What definitely turns me on most about this time of year is the spirit of giving that infuses the community. Through the year this spirit tends to wane however, and some stats recently published by the Canada Customs and Revenue Agency may surprise you. Of those Canadians earning between $70,000 and $100,000 in 2001, just shy of 60% claimed charitable donations on their tax returns, giving an average of 0.76% of their income, and of those earning in excess of $100,000, 69% claimed donations, and gave an average of 1.4% of their income to charities. What disappoints is that 4 out of 10 Canadians in the first bracket, and 3 out of 10 in the second bracket gave not one dollar to a worthy cause. Maybe they just forgot to claim it on their tax returns 😉
These numbers look even worse when our charitable inclinations in Canada are compared to those of citizens of other countries, particularly when stacked up against donations made by our oft-maligned neighbours to the south. This despite the encouragement offered by CCRA in the form of credits that can be claimed against gifts to charities. Donations that may be eligible for tax deductions or credits can take many different forms: gifts of cash, shares of publicly-traded securities, shares of a privately-owned corporation, tangible personal property, life insurance proceeds, or outright gifts of real estate all may qualify.

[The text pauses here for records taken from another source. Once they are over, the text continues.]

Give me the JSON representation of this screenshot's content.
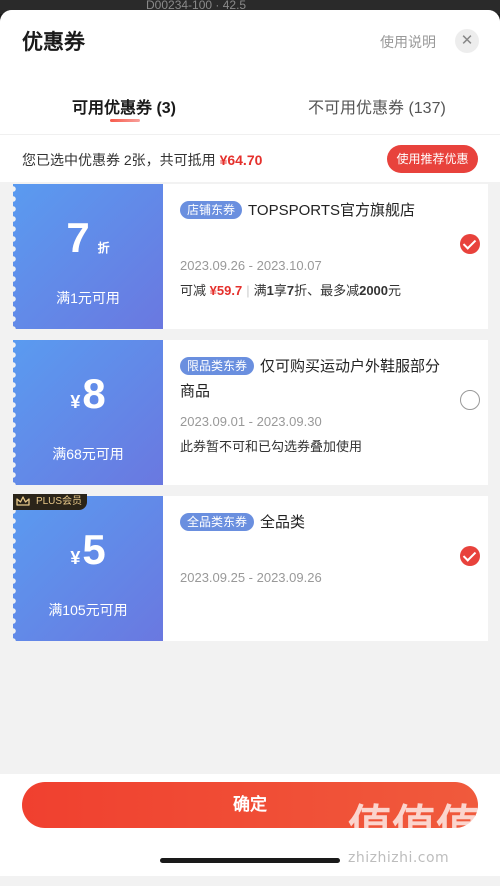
{
  "background_peek": {
    "text": "D00234-100 · 42.5"
  },
  "header": {
    "title": "优惠券",
    "help_label": "使用说明",
    "close_glyph": "✕",
    "tabs": [
      {
        "label": "可用优惠券 (3)",
        "active": true
      },
      {
        "label": "不可用优惠券 (137)",
        "active": false
      }
    ]
  },
  "selection": {
    "prefix": "您已选中优惠券 2张，共可抵用",
    "amount": "¥64.70",
    "recommend_label": "使用推荐优惠"
  },
  "coupons": [
    {
      "value": "7",
      "unit": "折",
      "symbol": "",
      "condition": "满1元可用",
      "tag": "店铺东券",
      "name": "TOPSPORTS官方旗舰店",
      "date": "2023.09.26 - 2023.10.07",
      "desc_prefix": "可减",
      "desc_amount": "¥59.7",
      "desc_rest_a": "满",
      "desc_rest_b": "1",
      "desc_rest_c": "享",
      "desc_rest_d": "7",
      "desc_rest_e": "折、最多减",
      "desc_rest_f": "2000",
      "desc_rest_g": "元",
      "selected": true,
      "plus": false
    },
    {
      "value": "8",
      "unit": "",
      "symbol": "¥",
      "condition": "满68元可用",
      "tag": "限品类东券",
      "name": "仅可购买运动户外鞋服部分商品",
      "date": "2023.09.01 - 2023.09.30",
      "desc": "此券暂不可和已勾选券叠加使用",
      "selected": false,
      "plus": false
    },
    {
      "value": "5",
      "unit": "",
      "symbol": "¥",
      "condition": "满105元可用",
      "tag": "全品类东券",
      "name": "全品类",
      "date": "2023.09.25 - 2023.09.26",
      "selected": true,
      "plus": true,
      "plus_label": "PLUS会员"
    }
  ],
  "footer": {
    "confirm_label": "确定"
  },
  "watermark": {
    "glyphs": "值值值",
    "text": "zhizhizhi.com"
  },
  "colors": {
    "accent_red": "#e8423c",
    "coupon_blue": "#5a9bf0",
    "tag_blue": "#6a8fdf"
  }
}
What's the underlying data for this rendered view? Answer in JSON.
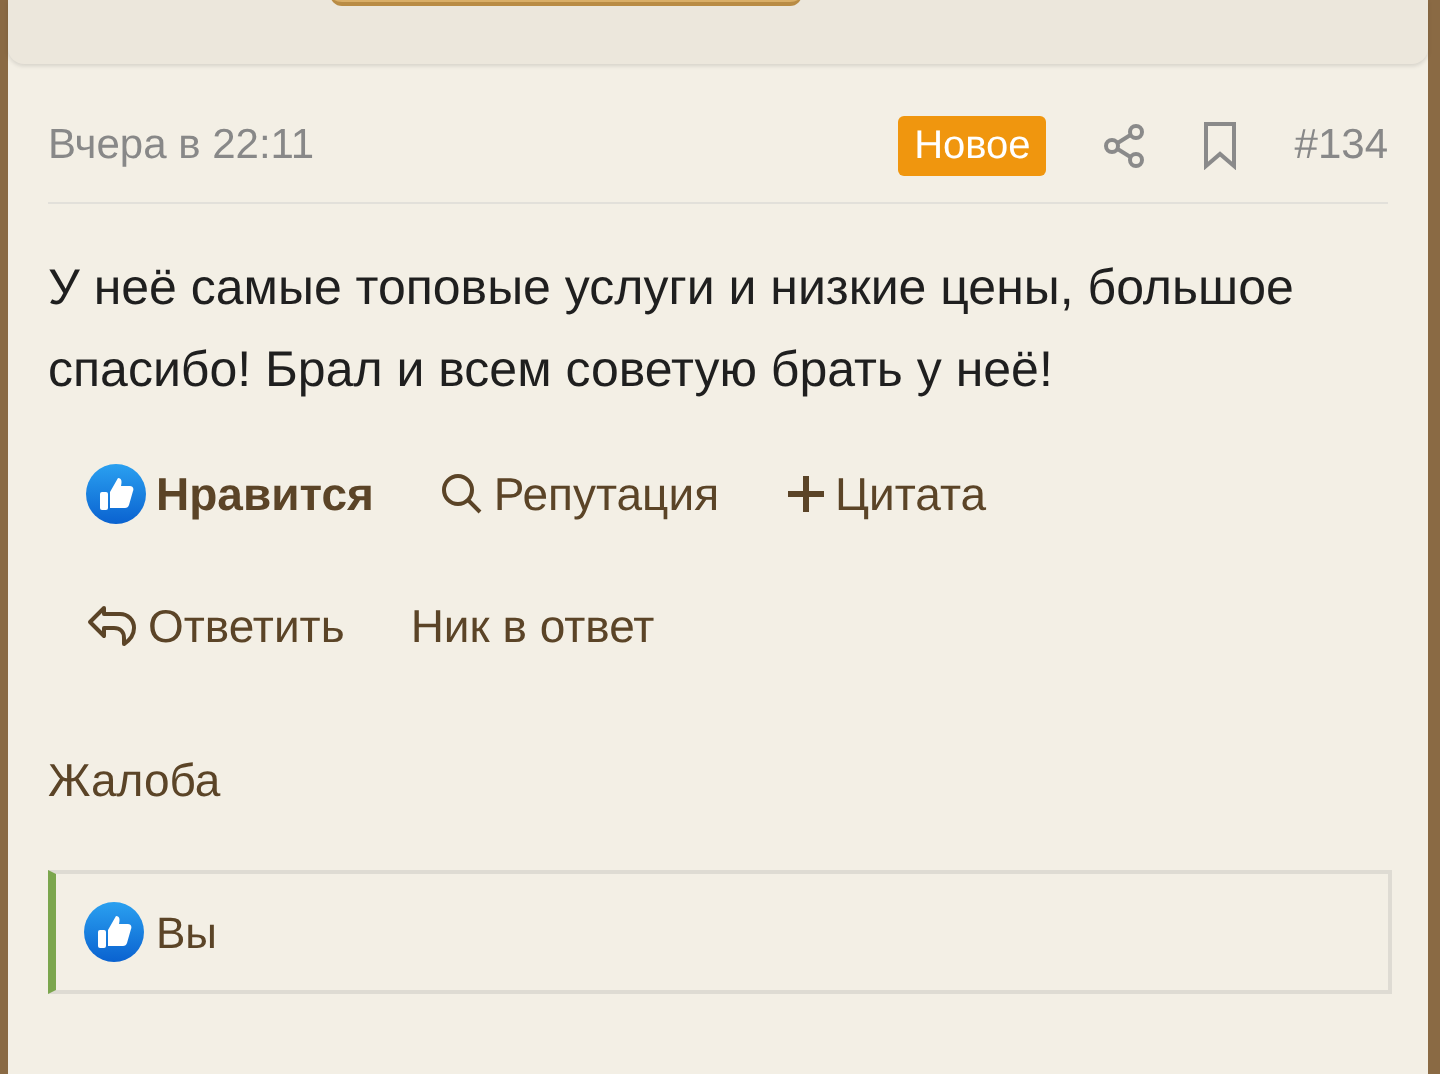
{
  "post": {
    "date": "Вчера в 22:11",
    "badge": "Новое",
    "number": "#134",
    "text": "У неё самые топовые услуги и низкие цены, большое спасибо! Брал и всем советую брать у неё!",
    "actions": [
      {
        "kind": "like",
        "label": "Нравится"
      },
      {
        "kind": "reputation",
        "label": "Репутация"
      },
      {
        "kind": "quote",
        "label": "Цитата"
      },
      {
        "kind": "reply",
        "label": "Ответить"
      },
      {
        "kind": "plain",
        "label": "Ник в ответ"
      }
    ],
    "report": "Жалоба",
    "reactions": {
      "label": "Вы"
    }
  }
}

A gift, for the purposes of the Income Tax Act, is a voluntary transfer of property by a donor to a registered charity without consideration. This means that no benefit to the donor or anyone designated by the donor may result from the transfer. For example, a gift of real estate, if subject to the assumption by the charity of a mortgage on the property, does not qualify as a gift. (See CCRA Interpretation Bulletin IT-110R2 Deductible Gifts and Official Donation Receipts).
Individual donors may claim a federal tax credit of 17% on the first $200 of charitable gifts and 29% on gifts in excess of $200, subject to certain limitations. The maximum amount of charitable contributions made prior to the year of death that can be claimed for credit in any one year is 75% of net income. Contributions in excess of the annual limit may be carried forward for up to five years. As such, the donor can choose whether to claim the excess in a particular year, and how much to claim, subject to the annual limit. The contribution limit in the year the donor dies is 100% of net income, and any excess can be carried back one year.

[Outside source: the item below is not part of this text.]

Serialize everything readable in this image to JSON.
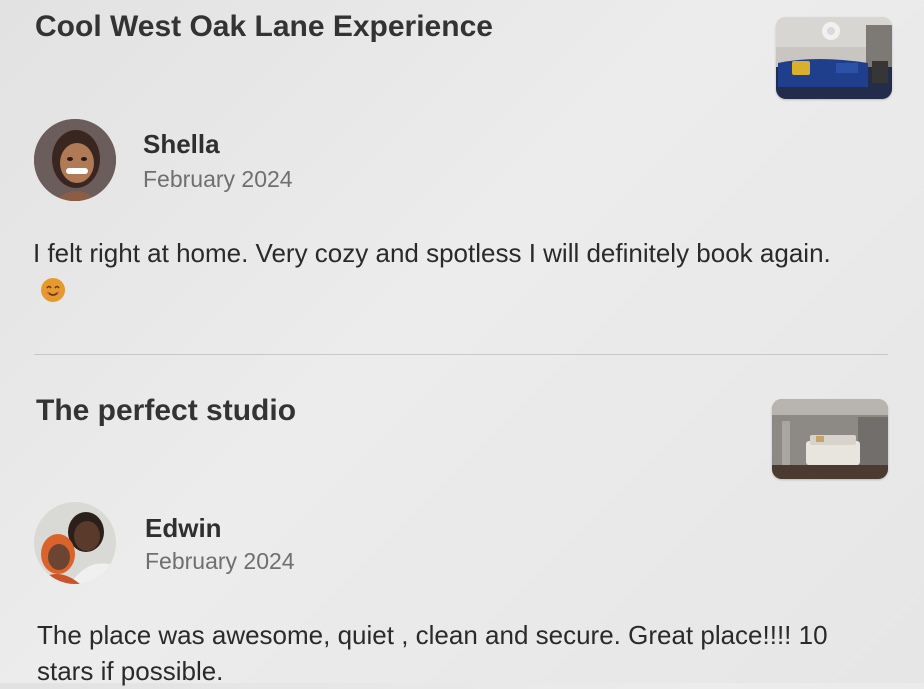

It can often make sense for individuals who own RRSPs or RRIFs to make arrangements to pass on some portion of these assets to a charitable organization, either during, or after their lifetimes. This can particularly make sense for single persons without dependents and surviving spouses who have made other provisions for heirs, as their RRSPs will be subject to full taxation in the year they pass away. Faced with the prospect of having nearly half of one’s life savings evaporate (yeah I know you can’t take it with you anyway), many choose to create a personal legacy by making a charitable gift that reduces tax otherwise owing to the feds.
For a more in depth look at the strategies one can employ in leaving a legacy, the book Planned Giving for Canadians by Frank Minton and Lorna Somers is highly recommended. Their website is at www.plangiv.com In addition, The Stewardship Centre for BC has recently delivered copies of their excellent guide, Green Legacies, to the offices of those working in the legal, accounting, taxation, and financial planning professions. Copies of this guide can be ordered for a mere $8, call 1-800-387-9853 Extension 4, or 1-250-387-9853 in Victoria. You may also visit their website at www.greenlegacies.ca
There are many ways to arrange such affairs. Some gifts are immediate, others bear fruit in the future. With a great deal of encouragement from the non-profit sector, Parliament has enhanced the tax incentives for these acts. They could go further still, but all in all, this is one of those win-win scenarios for everyone involved.